As if one such notebook wasn’t enough, Bigfoot arranged to ship us an identical notebook, the only difference being the wireless networking card. One has Bigfoot’s new Killer Wireless-N 1102 while the other has Intel’s Advanced-N 6230 Bluetooth + WiFi card. Both cards are 2x2:2 MIMO devices, capable of connection speeds up to 300Mbps. While we’re on the subject, let’s clarify what the MIMO numbers mean. When we’re talking about a 2x2:2 part, the first digit is the number of transmit chains, the second is the total number of receive chains, and the third is the total number of data streams supported. It’s possible to have a 3x3:2 device, for example, which would use the extra transmit and receive chains to improve SNR (Signal to Noise Ratio), but the number of streams cannot be more than the larger of the transmit/receive chains (so 2x2:3 isn’t possible, but 2x3:3 is).
Besides the laptops with their two wireless cards, Bigfoot also shipped us a Linksys E4200 wireless router (also known as the Cisco 4200), one of the few routers to support up to 3x3:3 MIMO, along with providing dual-band 2.4GHz or 5GHz support. There’s a catch with the 4200, however, in that it only supports 2x3:2 (maximum connection rates of 300Mbps) on 2.4GHz connections while the 5GHz connections offer the full 3x3:3 (450Mbps). Why have an extra receive chain if it’s not used on 2.4GHz? The reason is Maximal Ratio Combining, which as noted earlier can improve SNR. The Linksys E4200 is an important addition, as my own wireless router is a Netgear 3500L 2x2:2 solution that only supports 2.4GHz connections. With two different routers, one representing a “basic” wireless setup and the other being one of the fastest wireless routers available (Apple’s Airport Extreme actually wins out over the Linksys in many situations), we’re almost ready to begin testing.

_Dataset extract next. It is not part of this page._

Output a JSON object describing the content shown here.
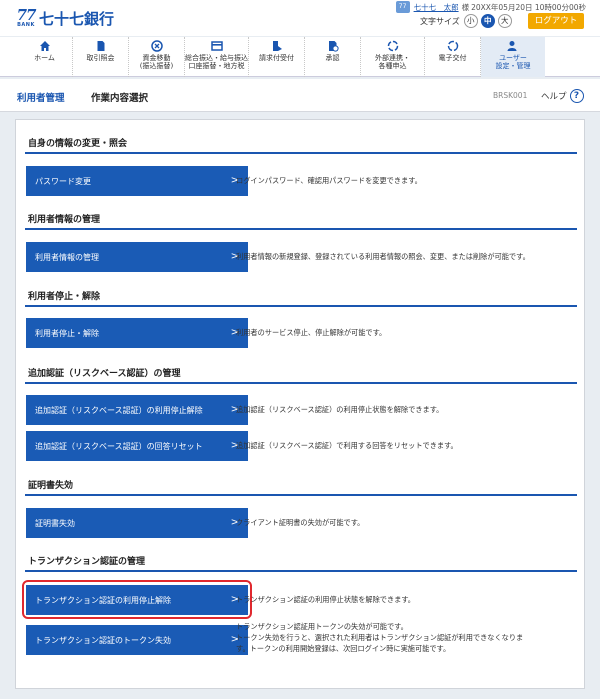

We’ve got Bigfoot’s 2x2:2 Killer 1102 and Intel’s equivalent 2x2:2 Advanced-N 6230 with identical laptops, but what about other competing wireless solutions? Rather than trying to swap out mini PCIe cards and deal with potential BIOS and compatibility issues, we decided we’d throw in a variety of other laptops with other wireless adapters. (Brian explained the issues with doing this on his Lenovo X300; other OEMs are generally more forgiving but there’s no guarantee, sadly.) In no particular order, we used the ASUS K53E (a second Intel 6230 solution), Acer 5551G (Atheros AR9283/AR5B93 2x2:2 2.4GHz), Dell E6410 (Intel Ultimate-N 6300 3x3:3 2.4/5GHz), Toshiba L645D (Realtek 8188CE 1x2:1 2.4GHz), and an Intel Sandy Bridge test notebook (Intel Wireless-N 1030 1x2:1,2 2.4GHz—this generally functions as a 1x2:1, as the second receive stream didn’t ever work in our testing). All of the laptops were equipped with SSDs for the testing, though in nearly all of the tests we are limited by network bandwidth rather than read/write performance on the SSDs. We also conducted wired networking tests using 100Mbit and Gigabit (on an Atheros GbE chipset), which we will look at later in the article.
Before we get to the test results, there’s one more piece of equipment we used for testing: the “server” for files and other data connections. The test server has an i7-965 CPU, 12GB RAM, an Intel Gigabit Ethernet chip (on a Gigabyte motherboard), and it sports an OCZ Vertex 2 120GB SSD. We tested with jumbo frames disabled, which could potentially reduce CPU usage and increase throughput by a small amount if enabled, but for these tests the GbE networking performance shouldn’t pose a problem.
With the test equipment out of the way, let’s discuss testing procedures.